At the turn of the twentieth century it was decided by the Crown that Bushy House was to be offered to the distinguished gentlemen of the Royal Society for the founding of the National Physical Laboratory.
Bushy House is typical of this part of the world at the time, an ornate country house or stately villa set in acres of landscaped gardens and it would prove a perfect setting for the finest minds in the land to gather to share ideas and work on world-changing inventions such as the concept and application of packet-switching on electronic networks that is recognized by the Internet Society to have greatly influenced the creation of the Internet.
The story of how Newton’s Apple Tree ended up growing in the garden of Bushy House is picked up first by fellow arcadian and frequenter of Chiswick House ‘Voltaire’ who in the year of 1727 first published the account of how Newton developed the law of gravity.

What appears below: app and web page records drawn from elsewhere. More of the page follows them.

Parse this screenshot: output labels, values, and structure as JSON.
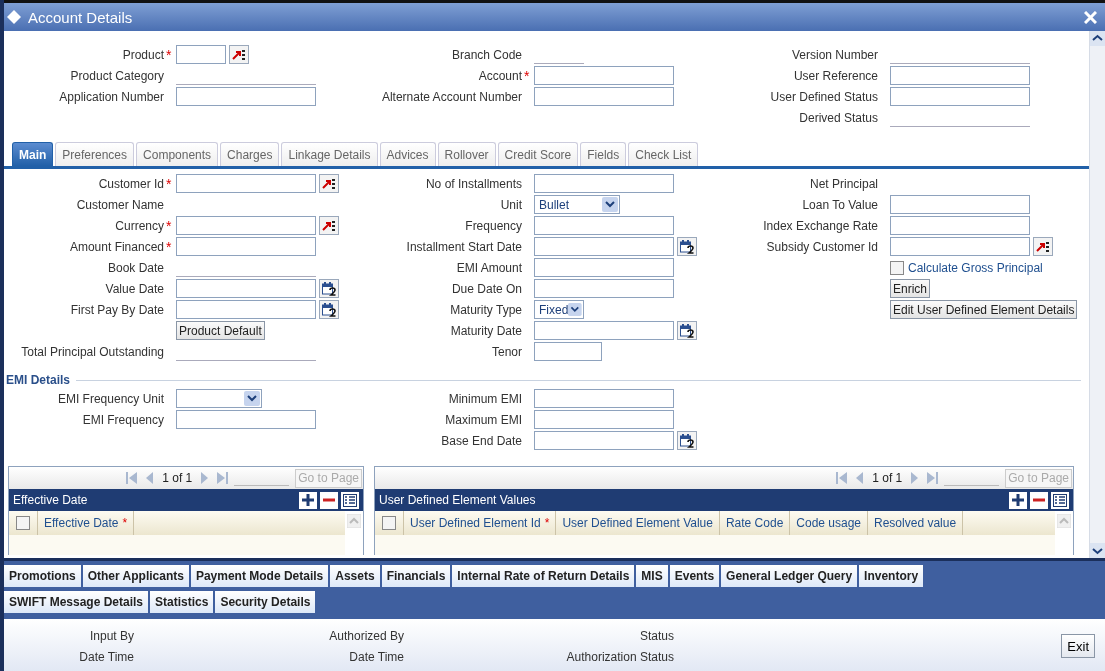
{
  "window": {
    "title": "Account Details"
  },
  "header": {
    "columns": [
      {
        "fields": [
          {
            "kind": "lov",
            "label": "Product",
            "marker": "*"
          },
          {
            "kind": "display",
            "label": "Product Category"
          },
          {
            "kind": "text",
            "label": "Application Number"
          }
        ]
      },
      {
        "fields": [
          {
            "kind": "display",
            "label": "Branch Code"
          },
          {
            "kind": "text",
            "label": "Account",
            "marker": "*"
          },
          {
            "kind": "text",
            "label": "Alternate Account Number"
          }
        ]
      },
      {
        "fields": [
          {
            "kind": "display",
            "label": "Version Number"
          },
          {
            "kind": "text",
            "label": "User Reference"
          },
          {
            "kind": "text",
            "label": "User Defined Status"
          },
          {
            "kind": "display",
            "label": "Derived Status"
          }
        ]
      }
    ]
  },
  "tabs": [
    {
      "label": "Main",
      "selected": true
    },
    {
      "label": "Preferences",
      "selected": false
    },
    {
      "label": "Components",
      "selected": false
    },
    {
      "label": "Charges",
      "selected": false
    },
    {
      "label": "Linkage Details",
      "selected": false
    },
    {
      "label": "Advices",
      "selected": false
    },
    {
      "label": "Rollover",
      "selected": false
    },
    {
      "label": "Credit Score",
      "selected": false
    },
    {
      "label": "Fields",
      "selected": false
    },
    {
      "label": "Check List",
      "selected": false
    }
  ],
  "main": {
    "columns": [
      {
        "fields": [
          {
            "kind": "lov",
            "label": "Customer Id",
            "marker": "*"
          },
          {
            "kind": "label",
            "label": "Customer Name"
          },
          {
            "kind": "lov",
            "label": "Currency",
            "marker": "*"
          },
          {
            "kind": "text",
            "label": "Amount Financed",
            "marker": "*"
          },
          {
            "kind": "display",
            "label": "Book Date"
          },
          {
            "kind": "date",
            "label": "Value Date"
          },
          {
            "kind": "date",
            "label": "First Pay By Date"
          },
          {
            "kind": "button",
            "label": "Product Default"
          },
          {
            "kind": "display",
            "label": "Total Principal Outstanding"
          }
        ]
      },
      {
        "fields": [
          {
            "kind": "text",
            "label": "No of Installments"
          },
          {
            "kind": "select",
            "label": "Unit",
            "value": "Bullet"
          },
          {
            "kind": "text",
            "label": "Frequency"
          },
          {
            "kind": "date",
            "label": "Installment Start Date"
          },
          {
            "kind": "text",
            "label": "EMI Amount"
          },
          {
            "kind": "text",
            "label": "Due Date On"
          },
          {
            "kind": "select",
            "label": "Maturity Type",
            "value": "Fixed"
          },
          {
            "kind": "date",
            "label": "Maturity Date"
          },
          {
            "kind": "text",
            "label": "Tenor"
          }
        ]
      },
      {
        "fields": [
          {
            "kind": "label",
            "label": "Net Principal"
          },
          {
            "kind": "text",
            "label": "Loan To Value"
          },
          {
            "kind": "text",
            "label": "Index Exchange Rate"
          },
          {
            "kind": "lov",
            "label": "Subsidy Customer Id"
          },
          {
            "kind": "checkbox",
            "label": "Calculate Gross Principal",
            "checked": false
          },
          {
            "kind": "button",
            "label": "Enrich"
          },
          {
            "kind": "button",
            "label": "Edit User Defined Element Details"
          }
        ]
      }
    ]
  },
  "emi_details": {
    "title": "EMI Details",
    "columns": [
      {
        "fields": [
          {
            "kind": "select",
            "label": "EMI Frequency Unit"
          },
          {
            "kind": "text",
            "label": "EMI Frequency"
          }
        ]
      },
      {
        "fields": [
          {
            "kind": "text",
            "label": "Minimum EMI"
          },
          {
            "kind": "text",
            "label": "Maximum EMI"
          },
          {
            "kind": "date",
            "label": "Base End Date"
          }
        ]
      }
    ]
  },
  "grids": [
    {
      "pager": "1 of 1",
      "go_to": "Go to Page",
      "title": "Effective Date",
      "select_all": false,
      "columns": [
        {
          "label": "Effective Date",
          "marker": "*"
        }
      ]
    },
    {
      "pager": "1 of 1",
      "go_to": "Go to Page",
      "title": "User Defined Element Values",
      "select_all": false,
      "columns": [
        {
          "label": "User Defined Element Id",
          "marker": "*"
        },
        {
          "label": "User Defined Element Value"
        },
        {
          "label": "Rate Code"
        },
        {
          "label": "Code usage"
        },
        {
          "label": "Resolved value"
        }
      ]
    }
  ],
  "subsystem_tabs": [
    [
      "Promotions",
      "Other Applicants",
      "Payment Mode Details",
      "Assets",
      "Financials",
      "Internal Rate of Return Details",
      "MIS",
      "Events",
      "General Ledger Query",
      "Inventory"
    ],
    [
      "SWIFT Message Details",
      "Statistics",
      "Security Details"
    ]
  ],
  "footer": {
    "columns": [
      [
        "Input By",
        "Date Time"
      ],
      [
        "Authorized By",
        "Date Time"
      ],
      [
        "Status",
        "Authorization Status"
      ]
    ],
    "exit": "Exit"
  }
}
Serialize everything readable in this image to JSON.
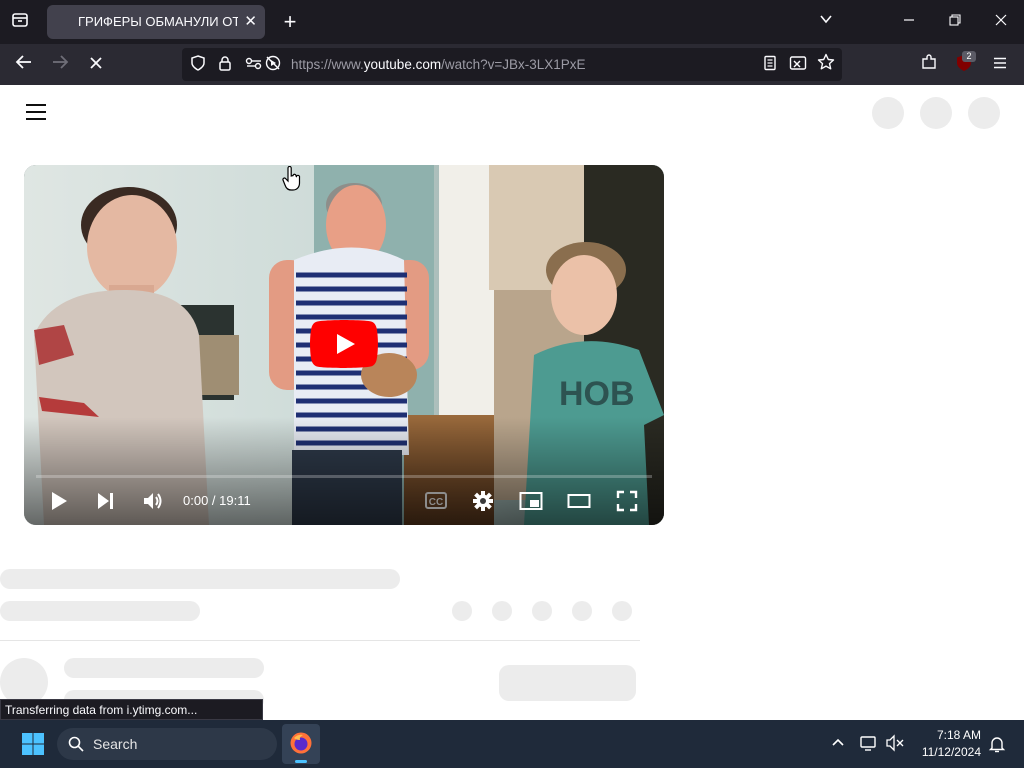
{
  "browser": {
    "tab_title": "ГРИФЕРЫ ОБМАНУЛИ ОТЦА",
    "url_prefix": "https://www.",
    "url_host": "youtube.com",
    "url_path": "/watch?v=JBx-3LX1PxE",
    "extension_badge": "2",
    "status_text": "Transferring data from i.ytimg.com..."
  },
  "video": {
    "time": "0:00 / 19:11",
    "progress": 0,
    "cc_label": "CC"
  },
  "taskbar": {
    "search_placeholder": "Search",
    "time": "7:18 AM",
    "date": "11/12/2024"
  },
  "colors": {
    "tab_bg": "#42414d",
    "toolbar_bg": "#2b2a33",
    "youtube_red": "#ff0000",
    "skeleton": "#ececec",
    "taskbar_bg": "#1f2a3a"
  }
}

“Isaak Newton walking in his garden had the first Thought of his System of Gravitation, upon seeing an apple fall from a tree.”
Sadly, this iconic little apple tree was blown down in a tempest in the year 1820. Or so the story goes.
But the story doesn’t end there. Like a phoenix from the ashes parts of the roots were used to grow new trees from the fallen mother.
Many years later Kew Gardens received graftings from this same stock and the director at Kew sent one to the director of NPL, just along the river at Teddington.
It was planted in 1953 and continues to bear fruit to this day.
What this fascinating story shows is how much shared respect we as a nation have for trees. Should a famous event be linked with one then the specimen instantly takes on a hallowed aura and eternal fame. In the case of Newton’s apple tree it has attained a kind of immortality but was it the tree that transplanted itself to Arcadia to be born again from its roots in Lincolnshire with the assistance of men or the other way round?
A further philosophical ponderance is raised. With the original tree still growing in Newton’s garden in Lincolnshire, does that make this famous little tree in Teddington a copy, a clone of the original or is it one and the same tree existing in fractal space it being genetically identical rather than an offspring of the original?